69.2 F
Saturday, May 27, 2023
HomeIllinois NewsFoster: The Supreme Court Finally Limits "Standing"

Foster: The Supreme Court Finally Limits “Standing”




There are dozens of federal and state laws providing for “damages” in the event of a violation. The Fair Credit Reporting Act is one of them. If a credit bureau provides inaccurate information about you to a lender or employer, theoretically, have a right to sue and get damages of  at least $100/violation. But the Constitution limits the jurisdiction of federal courts to actual “cases or controversies.” In order to have a case, a plaintiff needs to have “standing” which is a legalism for damage caused by the defendant. 

Thomas Robins and his lawyer filed a class action lawsuit against Spokeo, an internet search engine which provides free  data on people , such as their age, address and occupation. Robins contends some of the information Spokeo disseminated to someone was interested in him was inaccurate, such as his age, marital status and approximate income. He wanted a federal court to certify a giant class of people who have been “damaged” by Spokeo’s supposed inaccurate data. But Mr. Robins did not suffer any actual damage. His argument was that he should be awarded the statutory $100  even if he was not harmed in any real way by the supposed inaccuracies.

The very activist and left-leaning Ninth Circuit Court of Appeals based in San Francisco agreed with Robins. Today the Supreme Court said no by a vote of 6-2.  A plaintiff, it held, must show actual harm in order to have “standing” to file a lawsuit in federal court.  A mere procedural violation, it stated, like giving an inaccurate zip code in a credit report, can and usually is, harmless.  It ordered the case to go back to the district court where Mr. Robins and his class action lawyers will have to show he suffered some sort of damage caused by Spokeo’s alleged inaccurate report on him.  This will likely be the end of his case. 

And it should be the end of a lot of others.  There are dozens of class actions filed in which plaintiffs seek “nominal damages” for some type of misconduct which creative lawyers dress up to be civil rights, or   credit reporting, or antitrust violations.  But the violation has been technical or procedural, and the case is driven by the desire to extort attorneys’ fees.  And I say this as a plaintiffs’ lawyer handling civil RICO cases.  

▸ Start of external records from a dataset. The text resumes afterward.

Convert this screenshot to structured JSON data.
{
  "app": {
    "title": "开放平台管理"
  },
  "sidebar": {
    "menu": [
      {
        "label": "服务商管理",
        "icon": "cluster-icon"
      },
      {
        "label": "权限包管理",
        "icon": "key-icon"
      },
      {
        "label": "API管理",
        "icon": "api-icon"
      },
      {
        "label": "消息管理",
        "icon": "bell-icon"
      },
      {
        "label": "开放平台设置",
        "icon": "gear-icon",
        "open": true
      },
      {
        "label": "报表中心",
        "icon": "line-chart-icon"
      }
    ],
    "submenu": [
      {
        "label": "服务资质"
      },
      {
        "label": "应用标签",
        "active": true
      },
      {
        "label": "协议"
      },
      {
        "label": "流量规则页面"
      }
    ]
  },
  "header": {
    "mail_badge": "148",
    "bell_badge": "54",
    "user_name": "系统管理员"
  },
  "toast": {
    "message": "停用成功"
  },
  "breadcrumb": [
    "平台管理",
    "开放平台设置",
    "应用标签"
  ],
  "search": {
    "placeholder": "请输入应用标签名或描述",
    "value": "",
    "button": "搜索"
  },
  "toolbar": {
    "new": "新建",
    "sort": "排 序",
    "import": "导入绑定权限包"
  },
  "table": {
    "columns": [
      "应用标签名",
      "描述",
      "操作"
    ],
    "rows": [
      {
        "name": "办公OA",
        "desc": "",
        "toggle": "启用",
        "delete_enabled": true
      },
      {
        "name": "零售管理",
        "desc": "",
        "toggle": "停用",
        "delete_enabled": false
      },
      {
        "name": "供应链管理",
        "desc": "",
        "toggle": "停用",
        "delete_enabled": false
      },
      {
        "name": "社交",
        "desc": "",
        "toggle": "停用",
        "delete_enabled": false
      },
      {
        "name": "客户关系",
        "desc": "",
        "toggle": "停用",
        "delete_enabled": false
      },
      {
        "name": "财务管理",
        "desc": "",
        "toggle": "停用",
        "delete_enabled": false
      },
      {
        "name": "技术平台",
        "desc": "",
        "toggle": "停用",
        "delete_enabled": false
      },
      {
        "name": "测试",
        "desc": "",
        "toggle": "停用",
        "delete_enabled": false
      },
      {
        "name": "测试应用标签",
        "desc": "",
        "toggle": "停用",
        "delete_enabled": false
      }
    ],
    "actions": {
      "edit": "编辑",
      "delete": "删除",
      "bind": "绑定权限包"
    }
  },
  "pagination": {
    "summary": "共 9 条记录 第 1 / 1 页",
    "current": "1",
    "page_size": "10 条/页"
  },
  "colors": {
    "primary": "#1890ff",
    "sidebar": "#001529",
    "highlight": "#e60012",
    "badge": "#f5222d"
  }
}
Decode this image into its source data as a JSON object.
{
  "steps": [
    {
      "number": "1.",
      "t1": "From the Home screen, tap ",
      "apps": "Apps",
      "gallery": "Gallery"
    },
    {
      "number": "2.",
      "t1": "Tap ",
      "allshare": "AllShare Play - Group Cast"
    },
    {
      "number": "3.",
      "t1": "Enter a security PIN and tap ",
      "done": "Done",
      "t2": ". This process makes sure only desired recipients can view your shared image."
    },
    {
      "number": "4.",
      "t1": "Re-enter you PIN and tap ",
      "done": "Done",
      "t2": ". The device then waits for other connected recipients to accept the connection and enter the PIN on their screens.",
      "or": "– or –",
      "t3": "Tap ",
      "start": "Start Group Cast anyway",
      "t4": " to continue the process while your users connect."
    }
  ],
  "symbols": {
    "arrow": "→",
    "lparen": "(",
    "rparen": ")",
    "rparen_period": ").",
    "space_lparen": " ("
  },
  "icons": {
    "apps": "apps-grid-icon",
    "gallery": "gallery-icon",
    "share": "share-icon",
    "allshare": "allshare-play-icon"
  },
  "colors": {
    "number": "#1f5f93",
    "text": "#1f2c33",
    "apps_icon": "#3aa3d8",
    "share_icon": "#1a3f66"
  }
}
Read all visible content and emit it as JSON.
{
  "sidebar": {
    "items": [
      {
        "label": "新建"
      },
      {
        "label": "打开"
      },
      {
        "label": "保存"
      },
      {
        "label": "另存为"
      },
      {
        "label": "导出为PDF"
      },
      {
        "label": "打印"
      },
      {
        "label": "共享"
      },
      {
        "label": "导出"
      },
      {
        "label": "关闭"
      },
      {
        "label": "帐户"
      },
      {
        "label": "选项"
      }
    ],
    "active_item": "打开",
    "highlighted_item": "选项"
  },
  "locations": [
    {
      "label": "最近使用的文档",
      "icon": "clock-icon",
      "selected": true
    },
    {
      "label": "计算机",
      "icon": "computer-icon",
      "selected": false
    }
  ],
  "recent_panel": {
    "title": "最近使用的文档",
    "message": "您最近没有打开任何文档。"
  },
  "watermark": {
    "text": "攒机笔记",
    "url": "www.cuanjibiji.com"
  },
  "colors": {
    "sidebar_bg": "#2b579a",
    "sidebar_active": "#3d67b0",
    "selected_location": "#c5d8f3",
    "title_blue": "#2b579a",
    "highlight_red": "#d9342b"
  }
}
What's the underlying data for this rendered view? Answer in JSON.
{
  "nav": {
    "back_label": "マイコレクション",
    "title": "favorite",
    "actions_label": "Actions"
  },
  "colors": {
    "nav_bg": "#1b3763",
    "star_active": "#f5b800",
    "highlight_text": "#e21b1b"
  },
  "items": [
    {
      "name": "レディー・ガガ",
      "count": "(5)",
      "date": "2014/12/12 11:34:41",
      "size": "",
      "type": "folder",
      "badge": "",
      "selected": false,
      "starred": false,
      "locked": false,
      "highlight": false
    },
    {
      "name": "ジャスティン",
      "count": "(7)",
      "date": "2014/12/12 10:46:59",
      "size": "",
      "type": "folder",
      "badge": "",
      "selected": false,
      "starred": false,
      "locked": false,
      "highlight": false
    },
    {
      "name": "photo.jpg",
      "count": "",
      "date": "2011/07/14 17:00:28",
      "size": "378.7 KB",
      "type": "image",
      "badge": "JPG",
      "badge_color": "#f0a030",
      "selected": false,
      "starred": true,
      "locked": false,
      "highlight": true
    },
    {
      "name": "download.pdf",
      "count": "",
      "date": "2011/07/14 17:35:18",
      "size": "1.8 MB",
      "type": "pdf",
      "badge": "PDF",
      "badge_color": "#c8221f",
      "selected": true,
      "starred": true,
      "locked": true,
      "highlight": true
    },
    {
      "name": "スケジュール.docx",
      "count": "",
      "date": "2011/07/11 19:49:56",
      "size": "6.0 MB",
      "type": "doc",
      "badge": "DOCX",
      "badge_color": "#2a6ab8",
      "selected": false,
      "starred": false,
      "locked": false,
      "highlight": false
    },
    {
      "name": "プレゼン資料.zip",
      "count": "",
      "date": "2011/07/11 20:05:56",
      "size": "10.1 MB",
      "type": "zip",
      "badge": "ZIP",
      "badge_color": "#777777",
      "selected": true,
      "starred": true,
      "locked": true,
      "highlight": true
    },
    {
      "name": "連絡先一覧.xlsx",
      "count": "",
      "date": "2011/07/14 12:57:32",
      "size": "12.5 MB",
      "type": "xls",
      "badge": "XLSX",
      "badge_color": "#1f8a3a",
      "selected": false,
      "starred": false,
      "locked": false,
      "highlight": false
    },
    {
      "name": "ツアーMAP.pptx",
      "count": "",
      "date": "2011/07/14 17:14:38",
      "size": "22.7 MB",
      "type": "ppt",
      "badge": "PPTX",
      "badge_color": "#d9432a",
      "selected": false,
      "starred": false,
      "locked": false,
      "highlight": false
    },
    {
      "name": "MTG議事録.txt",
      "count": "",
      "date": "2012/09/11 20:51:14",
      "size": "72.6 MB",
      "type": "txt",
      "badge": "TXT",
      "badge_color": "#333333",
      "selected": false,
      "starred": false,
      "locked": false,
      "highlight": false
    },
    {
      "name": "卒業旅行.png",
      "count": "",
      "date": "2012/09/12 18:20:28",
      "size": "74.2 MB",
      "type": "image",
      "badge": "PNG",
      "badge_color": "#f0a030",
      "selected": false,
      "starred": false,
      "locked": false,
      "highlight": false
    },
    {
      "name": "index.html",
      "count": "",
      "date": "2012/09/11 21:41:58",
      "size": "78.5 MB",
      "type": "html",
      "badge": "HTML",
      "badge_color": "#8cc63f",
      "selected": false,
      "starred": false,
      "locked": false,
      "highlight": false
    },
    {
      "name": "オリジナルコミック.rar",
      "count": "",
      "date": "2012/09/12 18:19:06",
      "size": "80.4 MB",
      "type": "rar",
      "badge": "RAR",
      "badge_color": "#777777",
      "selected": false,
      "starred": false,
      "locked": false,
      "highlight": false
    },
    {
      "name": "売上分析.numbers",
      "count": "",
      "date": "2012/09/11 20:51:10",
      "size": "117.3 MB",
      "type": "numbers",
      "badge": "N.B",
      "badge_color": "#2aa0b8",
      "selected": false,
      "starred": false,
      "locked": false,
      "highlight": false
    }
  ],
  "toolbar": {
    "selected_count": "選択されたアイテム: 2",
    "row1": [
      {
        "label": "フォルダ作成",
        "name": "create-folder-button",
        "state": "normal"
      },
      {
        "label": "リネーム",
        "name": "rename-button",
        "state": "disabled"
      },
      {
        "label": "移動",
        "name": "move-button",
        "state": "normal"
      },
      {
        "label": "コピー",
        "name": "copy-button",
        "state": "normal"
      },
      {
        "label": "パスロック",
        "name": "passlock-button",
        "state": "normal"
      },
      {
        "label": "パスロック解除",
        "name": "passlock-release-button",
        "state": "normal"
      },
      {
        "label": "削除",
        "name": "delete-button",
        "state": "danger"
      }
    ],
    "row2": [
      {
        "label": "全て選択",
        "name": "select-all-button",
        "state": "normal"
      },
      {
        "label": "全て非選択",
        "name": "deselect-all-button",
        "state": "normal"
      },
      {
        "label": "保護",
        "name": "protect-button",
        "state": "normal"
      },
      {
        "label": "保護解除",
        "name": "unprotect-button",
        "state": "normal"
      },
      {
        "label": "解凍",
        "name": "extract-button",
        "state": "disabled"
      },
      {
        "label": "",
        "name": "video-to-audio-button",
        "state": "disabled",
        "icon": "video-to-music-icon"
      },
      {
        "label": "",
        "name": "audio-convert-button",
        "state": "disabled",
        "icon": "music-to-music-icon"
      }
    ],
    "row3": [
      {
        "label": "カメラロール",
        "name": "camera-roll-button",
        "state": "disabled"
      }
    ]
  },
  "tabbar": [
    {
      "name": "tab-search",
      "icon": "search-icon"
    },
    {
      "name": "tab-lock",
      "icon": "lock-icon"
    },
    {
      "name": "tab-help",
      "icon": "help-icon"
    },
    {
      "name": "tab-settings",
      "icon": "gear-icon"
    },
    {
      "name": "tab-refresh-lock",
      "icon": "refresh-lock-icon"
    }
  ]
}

Justices Ginsburg and Sotomayor dissented and would have allowed the case to proceed. The Supreme Court has one vacancy which will be filled after the election.  It will likely have two or three more in the next four years.  It is cases like this one that convince me I have to compromise my principles and vote for Donald Trump.


- Never miss a story with notifications

- Gain full access to our premium content

- Browse free from up to 5 devices at once

Latest stories